:: Material for this task

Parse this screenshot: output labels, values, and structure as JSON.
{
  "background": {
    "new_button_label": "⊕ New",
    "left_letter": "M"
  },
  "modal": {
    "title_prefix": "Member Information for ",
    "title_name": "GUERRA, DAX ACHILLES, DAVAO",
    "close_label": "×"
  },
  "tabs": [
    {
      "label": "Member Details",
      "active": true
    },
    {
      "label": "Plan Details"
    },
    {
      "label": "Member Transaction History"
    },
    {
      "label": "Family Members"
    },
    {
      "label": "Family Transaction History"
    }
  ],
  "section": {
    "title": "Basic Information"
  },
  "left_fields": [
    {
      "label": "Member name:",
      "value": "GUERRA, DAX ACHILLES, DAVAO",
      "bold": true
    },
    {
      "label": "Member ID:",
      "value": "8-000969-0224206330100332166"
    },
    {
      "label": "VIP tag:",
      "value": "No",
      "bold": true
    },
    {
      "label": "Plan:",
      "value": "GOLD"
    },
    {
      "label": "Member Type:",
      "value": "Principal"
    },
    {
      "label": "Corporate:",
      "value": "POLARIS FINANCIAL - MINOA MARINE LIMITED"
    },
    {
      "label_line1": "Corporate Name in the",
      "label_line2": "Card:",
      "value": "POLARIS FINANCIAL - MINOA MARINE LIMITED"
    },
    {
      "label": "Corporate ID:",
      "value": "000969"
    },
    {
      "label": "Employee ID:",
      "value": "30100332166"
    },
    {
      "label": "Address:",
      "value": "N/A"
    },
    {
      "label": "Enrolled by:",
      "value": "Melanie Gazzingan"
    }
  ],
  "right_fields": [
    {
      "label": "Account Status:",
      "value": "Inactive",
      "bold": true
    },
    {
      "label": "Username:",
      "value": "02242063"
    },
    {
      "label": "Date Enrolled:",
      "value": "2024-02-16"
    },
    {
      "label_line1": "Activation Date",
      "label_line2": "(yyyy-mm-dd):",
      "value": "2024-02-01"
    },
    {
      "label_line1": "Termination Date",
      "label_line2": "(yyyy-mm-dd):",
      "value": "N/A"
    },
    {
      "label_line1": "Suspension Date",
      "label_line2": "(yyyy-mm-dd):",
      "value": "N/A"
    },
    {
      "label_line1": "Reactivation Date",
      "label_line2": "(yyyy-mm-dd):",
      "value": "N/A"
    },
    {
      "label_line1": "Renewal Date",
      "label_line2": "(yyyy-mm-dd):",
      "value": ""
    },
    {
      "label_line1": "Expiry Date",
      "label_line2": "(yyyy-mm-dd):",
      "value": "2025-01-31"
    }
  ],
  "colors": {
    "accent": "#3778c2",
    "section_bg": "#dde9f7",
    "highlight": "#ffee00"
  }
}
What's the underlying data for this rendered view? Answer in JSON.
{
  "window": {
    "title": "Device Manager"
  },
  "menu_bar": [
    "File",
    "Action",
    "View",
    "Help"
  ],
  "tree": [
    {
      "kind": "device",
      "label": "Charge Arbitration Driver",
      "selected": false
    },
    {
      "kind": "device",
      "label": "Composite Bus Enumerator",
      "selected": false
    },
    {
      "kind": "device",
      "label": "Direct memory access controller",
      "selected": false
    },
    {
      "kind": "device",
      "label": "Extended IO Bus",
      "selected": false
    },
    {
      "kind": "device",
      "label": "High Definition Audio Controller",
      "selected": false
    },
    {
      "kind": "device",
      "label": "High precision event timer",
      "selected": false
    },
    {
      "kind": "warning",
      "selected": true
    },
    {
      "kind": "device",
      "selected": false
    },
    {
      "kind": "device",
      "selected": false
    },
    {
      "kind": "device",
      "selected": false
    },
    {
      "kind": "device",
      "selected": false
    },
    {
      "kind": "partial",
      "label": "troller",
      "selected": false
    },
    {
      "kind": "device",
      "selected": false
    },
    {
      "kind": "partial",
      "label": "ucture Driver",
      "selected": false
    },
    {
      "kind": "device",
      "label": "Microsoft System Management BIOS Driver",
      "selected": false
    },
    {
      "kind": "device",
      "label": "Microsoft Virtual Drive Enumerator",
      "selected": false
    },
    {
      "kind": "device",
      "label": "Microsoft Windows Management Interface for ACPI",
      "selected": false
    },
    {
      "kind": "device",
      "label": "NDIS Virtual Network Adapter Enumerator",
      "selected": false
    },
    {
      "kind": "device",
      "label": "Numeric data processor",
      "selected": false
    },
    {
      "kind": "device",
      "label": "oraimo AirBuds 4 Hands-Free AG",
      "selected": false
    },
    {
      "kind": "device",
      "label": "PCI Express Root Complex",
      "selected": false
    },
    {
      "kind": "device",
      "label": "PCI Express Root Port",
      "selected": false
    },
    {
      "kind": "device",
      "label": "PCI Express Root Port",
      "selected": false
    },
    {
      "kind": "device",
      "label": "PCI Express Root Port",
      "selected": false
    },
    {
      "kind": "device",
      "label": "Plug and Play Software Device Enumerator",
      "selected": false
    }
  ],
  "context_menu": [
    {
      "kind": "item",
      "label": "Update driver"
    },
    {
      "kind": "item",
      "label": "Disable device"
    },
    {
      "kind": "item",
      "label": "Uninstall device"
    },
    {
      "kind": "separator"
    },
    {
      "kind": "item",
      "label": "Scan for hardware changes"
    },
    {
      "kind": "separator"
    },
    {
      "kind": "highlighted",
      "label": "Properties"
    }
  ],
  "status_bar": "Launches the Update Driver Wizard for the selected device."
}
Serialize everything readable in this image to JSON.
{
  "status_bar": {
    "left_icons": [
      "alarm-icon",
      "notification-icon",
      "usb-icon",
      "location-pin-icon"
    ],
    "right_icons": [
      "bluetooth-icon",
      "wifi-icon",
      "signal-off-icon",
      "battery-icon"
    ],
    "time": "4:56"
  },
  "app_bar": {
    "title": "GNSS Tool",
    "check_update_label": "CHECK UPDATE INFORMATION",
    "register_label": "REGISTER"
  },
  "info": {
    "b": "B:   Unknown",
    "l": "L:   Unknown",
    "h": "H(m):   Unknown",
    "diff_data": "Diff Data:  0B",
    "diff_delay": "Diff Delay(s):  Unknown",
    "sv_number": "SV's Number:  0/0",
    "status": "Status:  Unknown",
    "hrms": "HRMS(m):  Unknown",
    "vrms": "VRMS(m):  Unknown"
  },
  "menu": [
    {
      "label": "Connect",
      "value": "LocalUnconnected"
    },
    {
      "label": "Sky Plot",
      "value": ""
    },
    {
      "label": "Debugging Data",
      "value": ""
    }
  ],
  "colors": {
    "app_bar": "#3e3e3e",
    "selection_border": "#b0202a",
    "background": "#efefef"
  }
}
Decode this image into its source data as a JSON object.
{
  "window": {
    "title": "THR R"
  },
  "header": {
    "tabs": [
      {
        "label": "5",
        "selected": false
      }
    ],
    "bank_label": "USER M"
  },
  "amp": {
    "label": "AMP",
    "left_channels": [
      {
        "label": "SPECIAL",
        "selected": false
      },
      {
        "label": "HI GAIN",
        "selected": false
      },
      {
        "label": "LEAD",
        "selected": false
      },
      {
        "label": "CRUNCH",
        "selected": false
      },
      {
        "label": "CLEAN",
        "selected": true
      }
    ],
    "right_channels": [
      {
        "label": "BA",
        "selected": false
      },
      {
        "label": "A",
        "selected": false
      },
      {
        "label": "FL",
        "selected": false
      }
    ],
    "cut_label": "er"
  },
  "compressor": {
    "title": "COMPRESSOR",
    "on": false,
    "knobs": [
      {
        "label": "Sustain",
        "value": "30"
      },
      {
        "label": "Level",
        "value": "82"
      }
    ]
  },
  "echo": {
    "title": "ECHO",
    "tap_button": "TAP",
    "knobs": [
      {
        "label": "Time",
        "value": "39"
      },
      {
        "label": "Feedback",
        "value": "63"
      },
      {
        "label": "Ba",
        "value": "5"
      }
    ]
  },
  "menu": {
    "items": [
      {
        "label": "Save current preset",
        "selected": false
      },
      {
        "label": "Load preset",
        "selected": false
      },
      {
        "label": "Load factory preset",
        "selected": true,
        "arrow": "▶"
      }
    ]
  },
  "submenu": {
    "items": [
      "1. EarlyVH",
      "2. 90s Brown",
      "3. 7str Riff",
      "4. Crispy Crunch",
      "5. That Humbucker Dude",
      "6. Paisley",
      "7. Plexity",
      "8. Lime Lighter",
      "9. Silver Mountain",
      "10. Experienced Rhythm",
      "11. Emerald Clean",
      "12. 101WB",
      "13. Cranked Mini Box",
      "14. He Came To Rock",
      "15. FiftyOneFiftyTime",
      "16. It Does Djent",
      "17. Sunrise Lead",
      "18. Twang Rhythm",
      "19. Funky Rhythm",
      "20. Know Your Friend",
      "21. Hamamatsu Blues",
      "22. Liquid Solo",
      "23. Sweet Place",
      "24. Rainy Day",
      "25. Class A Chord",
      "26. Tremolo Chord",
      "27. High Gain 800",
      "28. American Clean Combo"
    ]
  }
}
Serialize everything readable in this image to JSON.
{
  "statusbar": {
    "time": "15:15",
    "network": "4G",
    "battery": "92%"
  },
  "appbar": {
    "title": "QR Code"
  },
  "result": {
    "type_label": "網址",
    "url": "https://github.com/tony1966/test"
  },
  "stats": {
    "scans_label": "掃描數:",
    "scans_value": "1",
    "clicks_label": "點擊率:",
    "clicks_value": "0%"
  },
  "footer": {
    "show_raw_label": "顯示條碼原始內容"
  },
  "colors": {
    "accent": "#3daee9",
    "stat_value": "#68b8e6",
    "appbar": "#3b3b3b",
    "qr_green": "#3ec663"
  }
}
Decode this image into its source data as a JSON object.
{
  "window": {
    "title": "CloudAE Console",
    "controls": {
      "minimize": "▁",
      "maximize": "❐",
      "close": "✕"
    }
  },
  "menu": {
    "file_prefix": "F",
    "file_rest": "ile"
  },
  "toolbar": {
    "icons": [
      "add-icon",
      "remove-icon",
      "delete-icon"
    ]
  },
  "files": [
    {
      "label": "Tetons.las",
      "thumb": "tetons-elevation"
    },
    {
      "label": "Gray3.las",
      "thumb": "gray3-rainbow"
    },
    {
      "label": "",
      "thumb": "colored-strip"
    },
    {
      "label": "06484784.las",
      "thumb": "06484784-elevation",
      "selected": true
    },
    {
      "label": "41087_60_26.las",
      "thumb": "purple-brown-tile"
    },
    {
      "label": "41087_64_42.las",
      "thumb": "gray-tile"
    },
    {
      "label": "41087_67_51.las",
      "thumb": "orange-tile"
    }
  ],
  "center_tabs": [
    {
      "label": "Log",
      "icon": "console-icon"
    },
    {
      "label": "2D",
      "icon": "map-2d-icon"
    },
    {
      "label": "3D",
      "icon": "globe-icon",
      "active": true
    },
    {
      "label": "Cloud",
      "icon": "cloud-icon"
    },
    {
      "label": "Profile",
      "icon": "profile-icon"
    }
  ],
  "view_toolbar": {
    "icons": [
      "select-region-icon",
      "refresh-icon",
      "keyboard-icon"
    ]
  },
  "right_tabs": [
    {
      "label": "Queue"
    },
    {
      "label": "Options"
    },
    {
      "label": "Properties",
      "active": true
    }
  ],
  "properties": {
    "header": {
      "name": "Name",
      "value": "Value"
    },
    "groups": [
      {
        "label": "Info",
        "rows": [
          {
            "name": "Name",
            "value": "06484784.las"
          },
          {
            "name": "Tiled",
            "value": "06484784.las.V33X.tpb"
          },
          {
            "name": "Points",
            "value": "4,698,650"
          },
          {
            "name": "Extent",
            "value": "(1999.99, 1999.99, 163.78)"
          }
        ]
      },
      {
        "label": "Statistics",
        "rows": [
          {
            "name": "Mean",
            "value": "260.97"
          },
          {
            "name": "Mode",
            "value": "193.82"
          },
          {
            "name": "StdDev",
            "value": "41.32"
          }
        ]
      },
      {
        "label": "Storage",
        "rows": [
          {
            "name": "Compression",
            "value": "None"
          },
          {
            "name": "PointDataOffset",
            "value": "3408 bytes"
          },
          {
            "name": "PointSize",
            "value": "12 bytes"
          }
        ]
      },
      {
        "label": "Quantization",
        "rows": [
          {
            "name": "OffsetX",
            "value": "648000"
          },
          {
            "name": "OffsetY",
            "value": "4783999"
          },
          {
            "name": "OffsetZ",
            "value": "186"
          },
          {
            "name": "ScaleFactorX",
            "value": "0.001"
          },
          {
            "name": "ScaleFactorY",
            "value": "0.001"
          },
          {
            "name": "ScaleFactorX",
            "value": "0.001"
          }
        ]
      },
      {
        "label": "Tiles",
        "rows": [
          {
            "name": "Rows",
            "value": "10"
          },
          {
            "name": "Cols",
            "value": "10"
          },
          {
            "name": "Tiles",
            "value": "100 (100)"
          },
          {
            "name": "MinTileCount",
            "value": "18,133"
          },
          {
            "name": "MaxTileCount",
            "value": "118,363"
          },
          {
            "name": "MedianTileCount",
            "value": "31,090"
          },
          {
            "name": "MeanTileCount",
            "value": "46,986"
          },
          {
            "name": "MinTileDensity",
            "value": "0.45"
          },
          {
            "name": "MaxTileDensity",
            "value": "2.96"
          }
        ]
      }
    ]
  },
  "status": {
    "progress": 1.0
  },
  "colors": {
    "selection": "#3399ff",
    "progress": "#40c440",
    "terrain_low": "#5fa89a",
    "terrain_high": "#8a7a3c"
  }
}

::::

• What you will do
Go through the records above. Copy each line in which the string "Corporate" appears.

• Response to the task
      "label": "Corporate:",
      "label_line1": "Corporate Name in the",
      "label": "Corporate ID:",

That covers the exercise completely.